Two handwritten letters came this morning addressed to Philip Stewart Esquire. It is a quaint old way of suggesting that a man was not quite Sir So-and-So but nearly. It comes from old French 'escuyer' from Latin 'scutarius' shield-bearer to a knight. I didn't think anyone under the age of 80 wrote 'Esquire', and sure enough one letter was from a lady aged 98, but the other was from an ex-student of mine aged not much more than 45.
My former student told me she refuses to use e-mail because it makes the pace of life too fast. She harks back to the days of Jane Austen, when letters were like small books and visits lasted for months (ouch!). I think, though, that if you added together all the e-mails I send and receive, the content would fill a small book every year, and it's nice to find out quickly if anything good or bad has recently happened to your friends.

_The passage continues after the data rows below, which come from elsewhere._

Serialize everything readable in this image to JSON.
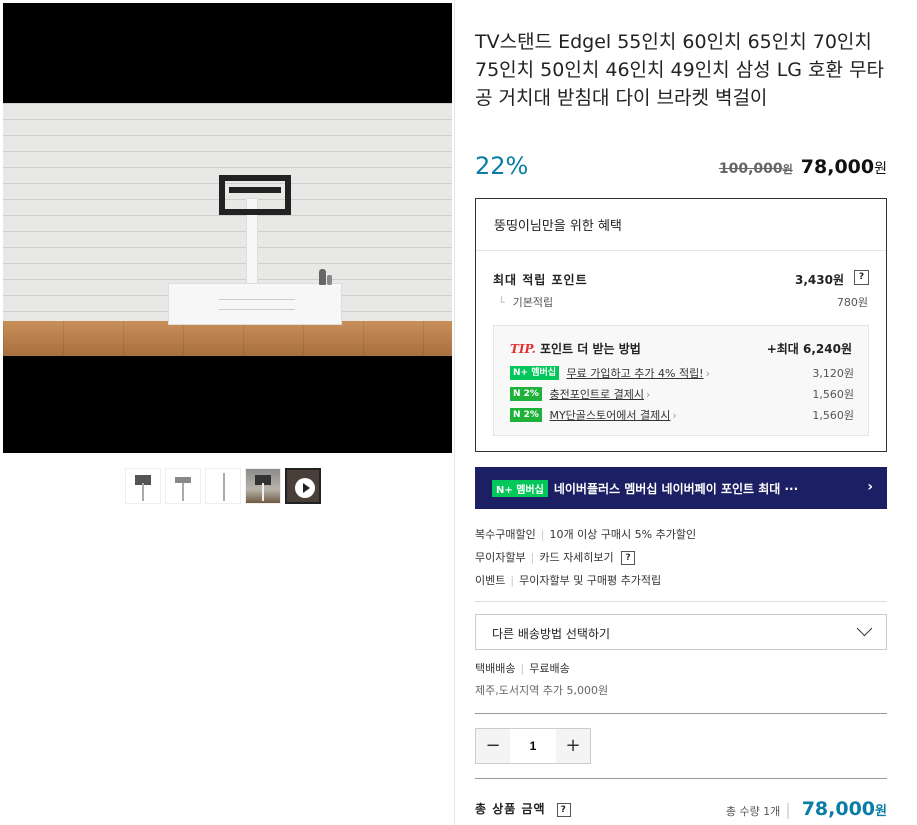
{
  "product": {
    "title": "TV스탠드 Edgel 55인치 60인치 65인치 70인치 75인치 50인치 46인치 49인치 삼성 LG 호환 무타공 거치대 받침대 다이 브라켓 벽걸이",
    "discount": "22%",
    "original_price": "100,000",
    "original_unit": "원",
    "sale_price": "78,000",
    "sale_unit": "원"
  },
  "benefit": {
    "header": "뚱띵이님만을 위한 혜택",
    "max_points_label": "최대 적립 포인트",
    "max_points_value": "3,430원",
    "help": "?",
    "base_label": "기본적립",
    "base_value": "780원",
    "tip_prefix": "TIP.",
    "tip_title": "포인트 더 받는 방법",
    "tip_max": "+최대 6,240원",
    "tips": [
      {
        "badge": "N+ 멤버십",
        "text": "무료 가입하고 추가 4% 적립!",
        "amount": "3,120원"
      },
      {
        "badge": "N 2%",
        "text": "충전포인트로 결제시",
        "amount": "1,560원"
      },
      {
        "badge": "N 2%",
        "text": "MY단골스토어에서 결제시",
        "amount": "1,560원"
      }
    ]
  },
  "banner": {
    "badge": "N+ 멤버십",
    "text": "네이버플러스 멤버십 네이버페이 포인트 최대 ···"
  },
  "info": {
    "multi_label": "복수구매할인",
    "multi_value": "10개 이상 구매시 5% 추가할인",
    "installment_label": "무이자할부",
    "installment_value": "카드 자세히보기",
    "event_label": "이벤트",
    "event_value": "무이자할부 및 구매평 추가적립"
  },
  "shipping": {
    "select_label": "다른 배송방법 선택하기",
    "method": "택배배송",
    "fee": "무료배송",
    "extra": "제주,도서지역 추가 5,000원"
  },
  "order": {
    "quantity": "1",
    "minus": "−",
    "plus": "+",
    "total_label": "총 상품 금액",
    "total_qty": "총 수량 1개",
    "total_price": "78,000",
    "total_unit": "원"
  },
  "colors": {
    "accent": "#0a7da6",
    "banner": "#1c1f63",
    "naver_green": "#03c75a",
    "tip_red": "#e62f2f"
  }
}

But I do wonder how biographers and historians will write about this generation. Unless you print out your e-mails and store them safely, there will be hardly any trace of your passage in 100 years time. There is no guarantee that anything stored on magnetic or optical media will survive. So we should at least write our memoirs and print them out before our memories fade. Perhaps we need archive libraries where they could be stored in confidence until whatever release date we choose.